But that's not the case. The repair resource AutoMD studied more than 600 repair shops—including dealers, independent shops, and franchises like Pep Boys—in the market areas surrounding the top 50 most populated cities in the U.S., and found a lot of variation.
For consistency, it chose a job that's quite common and due to easy parts availability should be relatively consistent in price: replacing the front brake pads on a Ford Focus.
But initial estimates for the job were wildly inconsistent, ranging $60 to $545 on a national level and with some shops in the same local area costing three or four times that of others. Even more shocking is how few shops stuck to their original price quote. More than half of the shops polled wouldn't stick to the original number.
You're going to need to be especially careful in Chicago. There, bait-and-switch on repairs is more common than windy days, it seems: 100 percent of the shops checked changed the price by more than five percent.
2008 Ford Focus SES
AutoMD ranked cities not just on the average price quoted and the range from lowest to highest, but on so-called shopping integrity—the likelihood of switching quotes once a shop started doing a repair job.

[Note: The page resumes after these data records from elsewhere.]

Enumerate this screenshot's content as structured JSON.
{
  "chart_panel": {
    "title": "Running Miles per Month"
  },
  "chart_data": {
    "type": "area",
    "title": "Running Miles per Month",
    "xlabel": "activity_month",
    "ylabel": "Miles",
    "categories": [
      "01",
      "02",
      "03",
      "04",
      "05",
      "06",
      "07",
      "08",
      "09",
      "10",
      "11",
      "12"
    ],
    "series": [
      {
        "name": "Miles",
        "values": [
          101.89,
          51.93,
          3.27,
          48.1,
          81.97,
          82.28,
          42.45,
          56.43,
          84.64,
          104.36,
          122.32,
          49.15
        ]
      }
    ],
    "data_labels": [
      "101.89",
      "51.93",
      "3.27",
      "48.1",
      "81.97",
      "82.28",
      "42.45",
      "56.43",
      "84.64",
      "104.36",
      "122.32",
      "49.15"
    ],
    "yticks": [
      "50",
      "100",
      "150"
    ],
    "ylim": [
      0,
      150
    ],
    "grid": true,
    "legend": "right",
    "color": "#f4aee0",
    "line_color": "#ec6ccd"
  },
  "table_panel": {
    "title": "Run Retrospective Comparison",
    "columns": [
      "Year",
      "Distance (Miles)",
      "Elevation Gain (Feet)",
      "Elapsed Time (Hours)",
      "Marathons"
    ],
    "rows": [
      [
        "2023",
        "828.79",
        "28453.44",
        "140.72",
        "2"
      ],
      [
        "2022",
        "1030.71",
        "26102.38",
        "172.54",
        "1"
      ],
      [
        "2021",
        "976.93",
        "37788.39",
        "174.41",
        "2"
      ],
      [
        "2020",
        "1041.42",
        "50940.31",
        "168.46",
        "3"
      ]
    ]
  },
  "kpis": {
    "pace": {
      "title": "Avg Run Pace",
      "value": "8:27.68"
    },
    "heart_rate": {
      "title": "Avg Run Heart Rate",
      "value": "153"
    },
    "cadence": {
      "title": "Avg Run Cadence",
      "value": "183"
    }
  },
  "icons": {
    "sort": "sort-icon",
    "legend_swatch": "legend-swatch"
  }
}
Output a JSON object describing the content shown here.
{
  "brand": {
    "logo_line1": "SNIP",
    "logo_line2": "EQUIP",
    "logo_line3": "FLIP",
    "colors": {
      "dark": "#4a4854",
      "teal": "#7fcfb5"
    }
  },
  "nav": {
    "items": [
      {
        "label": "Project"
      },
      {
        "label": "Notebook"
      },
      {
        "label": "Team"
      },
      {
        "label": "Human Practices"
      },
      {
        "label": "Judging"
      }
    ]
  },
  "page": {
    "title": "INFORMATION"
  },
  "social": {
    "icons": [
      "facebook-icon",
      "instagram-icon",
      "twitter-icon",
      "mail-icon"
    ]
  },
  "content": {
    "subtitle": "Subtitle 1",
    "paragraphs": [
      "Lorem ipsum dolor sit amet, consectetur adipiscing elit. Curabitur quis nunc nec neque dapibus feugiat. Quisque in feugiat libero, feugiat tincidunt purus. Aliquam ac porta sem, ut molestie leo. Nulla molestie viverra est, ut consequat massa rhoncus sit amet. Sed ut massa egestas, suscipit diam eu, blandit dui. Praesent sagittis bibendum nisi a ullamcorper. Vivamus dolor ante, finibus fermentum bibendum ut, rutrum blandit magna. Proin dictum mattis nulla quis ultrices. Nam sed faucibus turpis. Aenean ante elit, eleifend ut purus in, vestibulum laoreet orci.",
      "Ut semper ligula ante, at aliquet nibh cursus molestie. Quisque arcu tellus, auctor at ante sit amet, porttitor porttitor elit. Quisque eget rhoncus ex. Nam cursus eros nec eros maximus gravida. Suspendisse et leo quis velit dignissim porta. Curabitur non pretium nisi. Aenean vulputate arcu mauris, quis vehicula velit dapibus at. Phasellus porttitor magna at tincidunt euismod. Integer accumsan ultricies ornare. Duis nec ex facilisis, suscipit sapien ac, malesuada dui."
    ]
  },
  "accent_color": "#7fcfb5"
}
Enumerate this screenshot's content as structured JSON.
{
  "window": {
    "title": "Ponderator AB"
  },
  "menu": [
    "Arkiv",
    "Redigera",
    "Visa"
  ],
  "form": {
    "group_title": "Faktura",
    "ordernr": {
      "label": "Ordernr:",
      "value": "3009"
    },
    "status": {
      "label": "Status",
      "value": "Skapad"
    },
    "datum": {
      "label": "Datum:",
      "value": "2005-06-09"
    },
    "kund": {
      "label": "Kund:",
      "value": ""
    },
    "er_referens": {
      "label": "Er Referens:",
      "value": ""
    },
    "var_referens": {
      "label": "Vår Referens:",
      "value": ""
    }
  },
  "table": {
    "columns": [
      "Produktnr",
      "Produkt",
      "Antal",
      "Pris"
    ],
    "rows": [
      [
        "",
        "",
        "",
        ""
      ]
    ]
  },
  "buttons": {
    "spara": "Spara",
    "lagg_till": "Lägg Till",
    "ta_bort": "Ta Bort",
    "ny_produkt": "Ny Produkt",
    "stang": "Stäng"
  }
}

For instance, Miami had the lowest price quotes, with an average of just $127, but a whopping 92 percent of shops switched quotes, dragging the city down to sixth place overall. Omaha averages $149, with only 33 percent switching quotes, bringing it to a second-place overall rating.
The five best cities for auto repair, according to AutoMD, are Memphis, Jacksonville, Omaha, San Antonio, and Austin, while the worst are Chicago, Honolulu, Albuquerque, Washington D.C., and Raleigh. They've posted the entire list, with prices and percentages for all 50 cities.
VW offers 3 years free service on 2009 models in U.S.
Shane Evangelist, the president of AutoMD, suggests that the vulnerable position of the customer is part of the issue. "If you look at the body repair industry, insurance companies really regulate the business," said Evangelist, and new cars are covered very specifically under warranty through dealerships. But when people bring their vehicle to an independent shop, a franchise shop, or even a dealership for non-warranty repair work, he explains, "you get a situation with the seller knowing much more than the buyer."
Some of the variance you'll see from the time of the initial estimate through to the end of the repair is typically based on parts availability, Evangelist concedes, but he said that isn't a good excuse. "It's very easy to come up with a job cost," he said, which is why they chose such a common repair as a benchmark to show that this is happening."We've all kind of known it went on but we didn't have the data to support it until now," Evangelist said, pointing out that AutoMD had recently found that 88 percent of vehicle owners felt overcharged at the repair shop.
Evangelist suggested that some shops give labor discounts some days (mid-week, for instance) and surcharges on others (before holiday weekends) that you're not likely to be able to see on your receipt. Ultimately with more up-to-the-minute repair info, what services like AutoMD hope to achieve in the long run is a live comparison-shopping or bidding process for auto repair—if at least for routine tasks like a brake job.